“Rejecting the Ideal of Value-Free Science,” in Value-Free Science?
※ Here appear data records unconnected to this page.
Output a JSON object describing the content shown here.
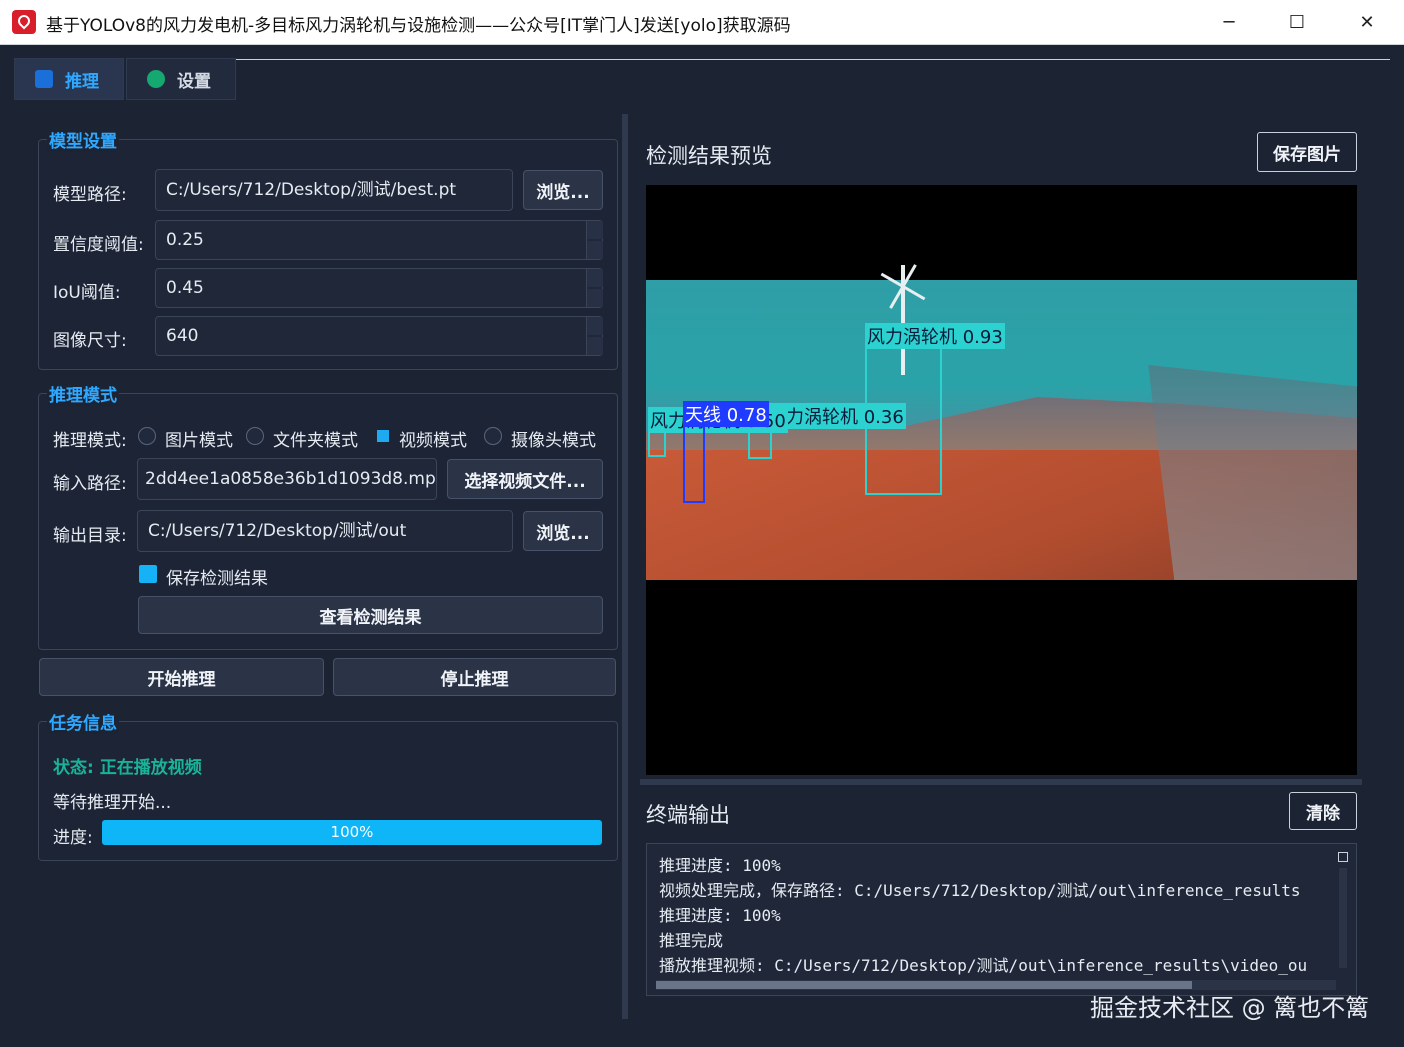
{
  "window": {
    "title": "基于YOLOv8的风力发电机-多目标风力涡轮机与设施检测——公众号[IT掌门人]发送[yolo]获取源码",
    "minimize": "─",
    "maximize": "☐",
    "close": "✕"
  },
  "tabs": [
    {
      "label": "推理",
      "icon": "chart-icon",
      "active": true
    },
    {
      "label": "设置",
      "icon": "check-icon",
      "active": false
    }
  ],
  "model_settings": {
    "title": "模型设置",
    "model_path_label": "模型路径:",
    "model_path_value": "C:/Users/712/Desktop/测试/best.pt",
    "browse_label": "浏览...",
    "conf_label": "置信度阈值:",
    "conf_value": "0.25",
    "iou_label": "IoU阈值:",
    "iou_value": "0.45",
    "imgsz_label": "图像尺寸:",
    "imgsz_value": "640"
  },
  "inference_mode": {
    "title": "推理模式",
    "mode_label": "推理模式:",
    "modes": [
      {
        "label": "图片模式",
        "checked": false
      },
      {
        "label": "文件夹模式",
        "checked": false
      },
      {
        "label": "视频模式",
        "checked": true
      },
      {
        "label": "摄像头模式",
        "checked": false
      }
    ],
    "input_label": "输入路径:",
    "input_value": "2dd4ee1a0858e36b1d1093d8.mp4",
    "select_video_label": "选择视频文件...",
    "output_label": "输出目录:",
    "output_value": "C:/Users/712/Desktop/测试/out",
    "browse_label": "浏览...",
    "save_results_label": "保存检测结果",
    "save_results_checked": true,
    "view_results_label": "查看检测结果"
  },
  "actions": {
    "start_label": "开始推理",
    "stop_label": "停止推理"
  },
  "task_info": {
    "title": "任务信息",
    "status": "状态: 正在播放视频",
    "status_color": "#19b39a",
    "message": "等待推理开始...",
    "progress_label": "进度:",
    "progress_value": 100,
    "progress_text": "100%",
    "accent_color": "#0fb6f7"
  },
  "preview": {
    "title": "检测结果预览",
    "save_label": "保存图片",
    "detections": [
      {
        "label": "风力涡轮机 0.93",
        "color": "#2bd2d0"
      },
      {
        "label": "天线 0.78",
        "color": "#1f3bff"
      },
      {
        "label": "风力涡轮机 0.36",
        "color": "#2bd2d0"
      },
      {
        "label": "风力涡轮机 0.50",
        "color": "#2bd2d0"
      }
    ]
  },
  "terminal": {
    "title": "终端输出",
    "clear_label": "清除",
    "lines": [
      "推理进度: 100%",
      "视频处理完成，保存路径: C:/Users/712/Desktop/测试/out\\inference_results",
      "推理进度: 100%",
      "推理完成",
      "播放推理视频: C:/Users/712/Desktop/测试/out\\inference_results\\video_ou"
    ]
  },
  "watermark": "掘金技术社区 @ 篱也不篱"
}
Ideals and Illusions (2007), Harold Kincaid, John Dupré, and Alison Wylie, eds., Oxford University Press, pp. 120-139.

“Bullshit at the Interface of Science and Policy:  Global Warming, Toxic Substances, and Other Pesky Problems,” in Philosophy and Bullshit (2006), Gary L. Hardcastle and George A. Reisch, eds., Open Court Publications, pp. 213-226.

“Inserting the Public into Science,” in Democratization of Expertise?  Exploring Novel Forms of Scientific Advice in Political Decision-Making, Sociology of the Sciences, vol. 24 (2005), Sabine Maasen and Peter Weingart (eds.), Springer. pp. 153-169.

 “The Irreducible Complexity of Objectivity,” Synthese, vol. 138 no. 3 (2004): 453-473.

“The Moral Responsibilities of Scientists: Tensions between Autonomy and Responsibility,” American Philosophical Quarterly, vol. 40 no. 1 (2003): 59-68.

“Inductive Risk and Values in Science,” Philosophy of Science, vol. 67 n. 4 (2000): 559-579.

Recent Presentations

“Theorizing Science in Society,” November 6, 2010, Philosophy of Science Association Biennial Meeting, Montreal, Canada.

“Creating the Disciplinary Space of Philosophy of Science:  A History of the PSA before 1970,” The Robert S. Cohen Forum: 50 Years of the Center for Philosophy and History of Science, Boston Colloquium for Philosophy of Science, Boston University, Boston, MA.  (Video at

“From Movement to Discipline: Philosophy of Science in the 20th Century,” October 12, 2010, Center for Philosophy of Science, University of Pittsburgh, Pittsburgh, PA.

“The Structure of Values in Science,” September 23, 2010, Science and Sensibility: Studying Nature as a Human Endeavor Lecture Series, Muhlenberg College, Allentown, PA.  (Video at

“Social Science, the Unity of Science, and Values in Science,” June 25, 2010, Eighth Congress of the International Society for the History of Philosophy of Science, Budapest, Hungary.  (

“Are Values a Special Problem for the Human Sciences?  Oscillations in the 20th Century,” June 19, 2010, Current Topics in the Philosophy of the Human Sciences, Berlin Institute of Technology, Germany.

Commentary for Monsignor Sanchez Sorondo’s Plenary Talk “The Truth of Science for Justice and Peace,” May 18, 2010, The Rightful Place of Science?, Arizona State University. (

“A Tale of Two Distinctions,” May 15, 2010, Science, Facts, and Values, University of Western Ontario.

 “Explanations and Weight of Evidence,” December 8, 2009, Society for Risk Analysis Annual Meeting, Baltimore, MD.

“The Necessity of Social Values in Science,” May 29, 2009, Science and Values: The Politicization of Science, European Science Foundation Research Conference, Bielefeld University, Germany.

Recent Professional Service

  • Member-at-Large, Section L (History and Philosophy of Science), American Association for the Advancement of Science (2009 ­– present)

  • Governing Board for the Philosophy of Science Association (2007 ­– present); PSA 2010 Program Committee

  • International Society for the History of Philosophy of Science Steering Committee (2007 – 2009)

  • Reviewer for Philosophy of Science, Studies in History and Philosophy of Science, Perspectives on Science, Science and Public Policy, and the National Science Foundation.
Heather Douglas

Contact Information

Heather Douglas
Associate Professor
815 McClung Tower
Knoxville, TN 37996-0480

Phone: 865-974-7215
Fax: 865-974-3509